___ Supplied data
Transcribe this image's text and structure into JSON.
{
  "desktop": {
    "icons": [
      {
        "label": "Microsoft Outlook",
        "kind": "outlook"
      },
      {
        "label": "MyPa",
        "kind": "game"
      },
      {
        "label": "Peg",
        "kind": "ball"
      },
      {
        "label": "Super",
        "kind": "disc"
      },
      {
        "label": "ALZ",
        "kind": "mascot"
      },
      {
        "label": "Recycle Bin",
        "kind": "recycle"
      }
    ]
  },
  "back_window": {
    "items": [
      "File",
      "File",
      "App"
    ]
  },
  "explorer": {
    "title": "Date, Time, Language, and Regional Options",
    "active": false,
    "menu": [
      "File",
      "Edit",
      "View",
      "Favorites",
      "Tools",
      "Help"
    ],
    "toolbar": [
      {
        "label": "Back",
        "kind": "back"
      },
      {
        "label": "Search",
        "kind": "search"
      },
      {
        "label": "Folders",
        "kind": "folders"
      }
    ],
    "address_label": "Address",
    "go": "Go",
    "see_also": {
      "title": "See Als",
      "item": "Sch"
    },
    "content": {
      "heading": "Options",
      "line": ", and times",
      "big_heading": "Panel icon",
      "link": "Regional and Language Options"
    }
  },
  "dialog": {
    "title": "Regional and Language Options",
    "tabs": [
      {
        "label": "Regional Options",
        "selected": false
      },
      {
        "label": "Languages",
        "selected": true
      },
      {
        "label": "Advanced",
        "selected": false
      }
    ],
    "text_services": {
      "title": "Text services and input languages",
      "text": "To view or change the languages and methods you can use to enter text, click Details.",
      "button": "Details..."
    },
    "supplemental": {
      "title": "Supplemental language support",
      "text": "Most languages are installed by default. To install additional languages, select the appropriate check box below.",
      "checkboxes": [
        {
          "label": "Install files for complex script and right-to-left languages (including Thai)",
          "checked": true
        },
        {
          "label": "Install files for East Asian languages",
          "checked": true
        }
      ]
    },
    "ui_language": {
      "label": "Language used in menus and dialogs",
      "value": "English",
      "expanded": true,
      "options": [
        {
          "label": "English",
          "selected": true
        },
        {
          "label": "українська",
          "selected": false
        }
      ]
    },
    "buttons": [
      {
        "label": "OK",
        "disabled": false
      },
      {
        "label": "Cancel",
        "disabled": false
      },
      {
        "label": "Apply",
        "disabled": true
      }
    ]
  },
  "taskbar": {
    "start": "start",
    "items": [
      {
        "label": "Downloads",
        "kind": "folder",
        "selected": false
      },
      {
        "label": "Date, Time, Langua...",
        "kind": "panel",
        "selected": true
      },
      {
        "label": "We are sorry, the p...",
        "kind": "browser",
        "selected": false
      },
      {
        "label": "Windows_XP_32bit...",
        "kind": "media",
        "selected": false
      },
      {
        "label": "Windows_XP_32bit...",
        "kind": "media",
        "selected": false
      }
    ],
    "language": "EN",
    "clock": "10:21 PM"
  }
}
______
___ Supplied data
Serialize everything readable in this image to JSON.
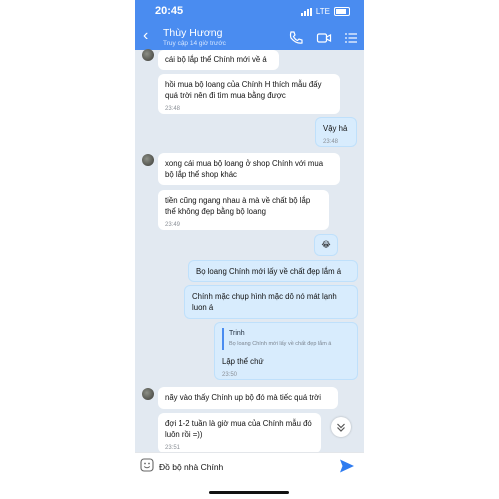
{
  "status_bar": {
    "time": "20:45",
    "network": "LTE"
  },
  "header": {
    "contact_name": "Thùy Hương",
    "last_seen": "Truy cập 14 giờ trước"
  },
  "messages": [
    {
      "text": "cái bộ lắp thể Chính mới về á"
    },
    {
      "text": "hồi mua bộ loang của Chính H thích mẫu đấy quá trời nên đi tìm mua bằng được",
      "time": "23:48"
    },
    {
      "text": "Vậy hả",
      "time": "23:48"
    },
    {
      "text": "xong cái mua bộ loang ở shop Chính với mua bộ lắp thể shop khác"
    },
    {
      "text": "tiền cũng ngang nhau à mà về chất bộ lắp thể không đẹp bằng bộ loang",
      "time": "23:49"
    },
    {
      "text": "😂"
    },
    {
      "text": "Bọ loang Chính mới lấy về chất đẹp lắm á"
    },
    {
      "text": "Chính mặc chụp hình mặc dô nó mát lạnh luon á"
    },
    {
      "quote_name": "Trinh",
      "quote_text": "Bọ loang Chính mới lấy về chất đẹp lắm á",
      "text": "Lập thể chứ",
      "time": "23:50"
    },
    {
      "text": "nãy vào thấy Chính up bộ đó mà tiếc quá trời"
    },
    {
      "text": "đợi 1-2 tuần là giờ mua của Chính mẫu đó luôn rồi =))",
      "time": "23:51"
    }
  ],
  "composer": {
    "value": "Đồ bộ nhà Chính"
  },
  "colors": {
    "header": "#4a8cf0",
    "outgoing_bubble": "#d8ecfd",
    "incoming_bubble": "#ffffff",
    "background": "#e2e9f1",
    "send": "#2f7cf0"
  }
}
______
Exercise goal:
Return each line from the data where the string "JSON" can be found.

Your response:
Transcribe this image's text and structure into JSON.
Serialize everything readable in this image to JSON.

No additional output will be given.